An ardent Catholic, he saw the defense of the faith in both physical and spiritual terms. While this usually took the form of direct conflict with the Ottoman Sultans and the proto-Protestant Hussites of Bohemia, he was not averse to acting against the temporal authority of the church, including dispensing church property on his own authority and supporting factions opposed to the Papal states.
Matthias was married three times, but died without a legitimate heir. His preference was that he be succeeded by his illegitimate son, Janos Corvinus, but Matthias fell sick and died, leaving Hungary open to a new succession crisis, from which Vladislav II, King of Bohemia emerged to rule Hungary.
The impact of his reign is complex. His rapacious taxation of the Hungarian people funded a series of wars designed to extend the limits of his crown lands. Matthias was a canny political player in the region and a true patron of the letters, a lover of learning at a time when that was not yet seen as a virtue of princes. His personal courage and cunning is beyond dispute (once he escaped capture and evaded his pursuers by pretending to be a local groom). He left behind a Hungary whose territory was larger than the one whose throne he ascended, but these gains could not stand. The ruler who tortured and executed suspected rebels is also the man who wrote a code of laws calling for the constraint of the king by laws and institutions to serve as a check on arbitrary authority.

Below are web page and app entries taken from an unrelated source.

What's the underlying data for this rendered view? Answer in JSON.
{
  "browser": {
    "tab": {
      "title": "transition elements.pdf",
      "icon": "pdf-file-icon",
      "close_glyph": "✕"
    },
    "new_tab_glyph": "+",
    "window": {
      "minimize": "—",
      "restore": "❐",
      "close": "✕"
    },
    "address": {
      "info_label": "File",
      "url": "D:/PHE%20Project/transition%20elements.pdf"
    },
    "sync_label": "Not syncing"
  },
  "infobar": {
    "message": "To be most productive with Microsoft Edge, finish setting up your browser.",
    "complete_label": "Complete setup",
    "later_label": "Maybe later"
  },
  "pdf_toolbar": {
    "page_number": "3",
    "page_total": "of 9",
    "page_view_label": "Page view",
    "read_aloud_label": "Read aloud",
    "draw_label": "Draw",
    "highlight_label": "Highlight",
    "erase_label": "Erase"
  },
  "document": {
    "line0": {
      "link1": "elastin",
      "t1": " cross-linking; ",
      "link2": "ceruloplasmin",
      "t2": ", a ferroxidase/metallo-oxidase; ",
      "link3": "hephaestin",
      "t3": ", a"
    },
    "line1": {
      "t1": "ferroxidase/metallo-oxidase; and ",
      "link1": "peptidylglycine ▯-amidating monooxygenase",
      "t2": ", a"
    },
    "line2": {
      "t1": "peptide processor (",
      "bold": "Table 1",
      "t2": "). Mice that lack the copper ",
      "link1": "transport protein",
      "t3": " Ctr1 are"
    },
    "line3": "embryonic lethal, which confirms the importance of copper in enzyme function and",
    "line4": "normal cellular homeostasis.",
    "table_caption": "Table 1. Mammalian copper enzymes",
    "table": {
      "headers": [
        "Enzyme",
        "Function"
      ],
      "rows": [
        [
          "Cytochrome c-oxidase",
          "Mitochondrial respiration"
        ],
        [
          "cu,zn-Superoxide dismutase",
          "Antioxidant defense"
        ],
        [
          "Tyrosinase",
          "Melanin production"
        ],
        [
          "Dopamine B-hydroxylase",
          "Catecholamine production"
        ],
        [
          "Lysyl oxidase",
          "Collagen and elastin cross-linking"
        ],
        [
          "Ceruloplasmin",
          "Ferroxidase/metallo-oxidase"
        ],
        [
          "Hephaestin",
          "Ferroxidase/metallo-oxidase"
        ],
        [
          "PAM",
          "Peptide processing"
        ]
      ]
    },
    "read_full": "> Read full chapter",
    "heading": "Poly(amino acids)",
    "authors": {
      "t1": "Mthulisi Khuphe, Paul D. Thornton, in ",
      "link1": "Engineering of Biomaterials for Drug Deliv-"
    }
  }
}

Matthias Corvinus is still remembered fondly in Hungarian folk tales, where he is depicted travelling the countryside in disguise, dispensing justice on behalf of the poor and downtrodden.